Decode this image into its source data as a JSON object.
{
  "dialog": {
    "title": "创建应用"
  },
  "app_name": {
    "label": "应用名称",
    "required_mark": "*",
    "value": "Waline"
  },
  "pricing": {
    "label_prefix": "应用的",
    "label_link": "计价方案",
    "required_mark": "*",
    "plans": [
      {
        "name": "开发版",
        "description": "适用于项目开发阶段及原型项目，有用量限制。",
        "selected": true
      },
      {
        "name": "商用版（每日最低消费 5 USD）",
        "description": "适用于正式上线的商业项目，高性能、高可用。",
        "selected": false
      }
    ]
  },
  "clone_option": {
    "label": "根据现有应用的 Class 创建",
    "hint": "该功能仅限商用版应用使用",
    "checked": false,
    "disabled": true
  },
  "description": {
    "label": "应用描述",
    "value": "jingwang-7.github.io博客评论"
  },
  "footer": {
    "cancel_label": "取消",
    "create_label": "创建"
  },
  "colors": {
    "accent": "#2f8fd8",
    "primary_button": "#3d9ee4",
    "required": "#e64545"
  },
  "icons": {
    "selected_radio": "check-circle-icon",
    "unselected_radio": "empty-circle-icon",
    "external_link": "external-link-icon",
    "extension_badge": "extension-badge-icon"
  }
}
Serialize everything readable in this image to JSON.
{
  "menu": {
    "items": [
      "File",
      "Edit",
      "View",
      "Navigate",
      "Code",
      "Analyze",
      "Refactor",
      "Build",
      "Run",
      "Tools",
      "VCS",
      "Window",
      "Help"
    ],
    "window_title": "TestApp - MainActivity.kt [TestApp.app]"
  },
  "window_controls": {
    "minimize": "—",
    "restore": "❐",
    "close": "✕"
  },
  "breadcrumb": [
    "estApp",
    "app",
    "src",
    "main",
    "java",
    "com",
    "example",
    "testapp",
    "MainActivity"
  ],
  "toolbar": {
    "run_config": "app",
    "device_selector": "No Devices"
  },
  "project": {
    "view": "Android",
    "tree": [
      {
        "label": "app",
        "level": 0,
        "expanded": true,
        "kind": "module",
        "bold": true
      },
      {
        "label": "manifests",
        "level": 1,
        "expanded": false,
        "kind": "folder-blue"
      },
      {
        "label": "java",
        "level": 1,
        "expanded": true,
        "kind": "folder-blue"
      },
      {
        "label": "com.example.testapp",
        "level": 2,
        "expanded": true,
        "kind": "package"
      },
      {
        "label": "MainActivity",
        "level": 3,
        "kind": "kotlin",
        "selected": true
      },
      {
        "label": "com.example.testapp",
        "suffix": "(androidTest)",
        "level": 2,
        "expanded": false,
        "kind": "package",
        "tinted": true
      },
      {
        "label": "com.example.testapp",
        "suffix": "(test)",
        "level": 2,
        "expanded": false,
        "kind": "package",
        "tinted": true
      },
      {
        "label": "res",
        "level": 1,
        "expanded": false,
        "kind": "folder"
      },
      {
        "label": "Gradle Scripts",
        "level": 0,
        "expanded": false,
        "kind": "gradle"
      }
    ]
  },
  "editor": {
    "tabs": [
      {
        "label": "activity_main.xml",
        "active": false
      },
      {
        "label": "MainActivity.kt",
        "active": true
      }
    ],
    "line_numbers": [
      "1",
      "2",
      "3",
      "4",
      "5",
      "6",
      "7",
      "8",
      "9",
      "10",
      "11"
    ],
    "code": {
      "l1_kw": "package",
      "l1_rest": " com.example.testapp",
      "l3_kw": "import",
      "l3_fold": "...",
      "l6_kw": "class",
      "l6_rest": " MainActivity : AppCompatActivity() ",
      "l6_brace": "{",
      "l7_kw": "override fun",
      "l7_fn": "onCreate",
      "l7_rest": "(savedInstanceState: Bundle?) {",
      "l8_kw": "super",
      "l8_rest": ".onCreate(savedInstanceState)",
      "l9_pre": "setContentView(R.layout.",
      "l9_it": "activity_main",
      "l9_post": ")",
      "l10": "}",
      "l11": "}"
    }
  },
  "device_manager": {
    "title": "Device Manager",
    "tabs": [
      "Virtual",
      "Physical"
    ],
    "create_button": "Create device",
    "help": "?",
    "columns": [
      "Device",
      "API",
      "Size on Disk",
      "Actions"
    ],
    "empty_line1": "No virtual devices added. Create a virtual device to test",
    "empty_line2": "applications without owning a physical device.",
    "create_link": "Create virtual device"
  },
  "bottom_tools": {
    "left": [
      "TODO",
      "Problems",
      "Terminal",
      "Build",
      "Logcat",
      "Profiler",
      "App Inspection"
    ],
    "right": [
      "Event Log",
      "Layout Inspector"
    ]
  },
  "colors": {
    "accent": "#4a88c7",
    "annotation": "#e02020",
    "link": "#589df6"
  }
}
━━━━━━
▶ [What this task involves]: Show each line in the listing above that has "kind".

▶ [Solution to this task]:
        "kind": "module",
        "kind": "folder-blue"
        "kind": "folder-blue"
        "kind": "package"
        "kind": "kotlin",
        "kind": "package",
        "kind": "package",
        "kind": "folder"
        "kind": "gradle"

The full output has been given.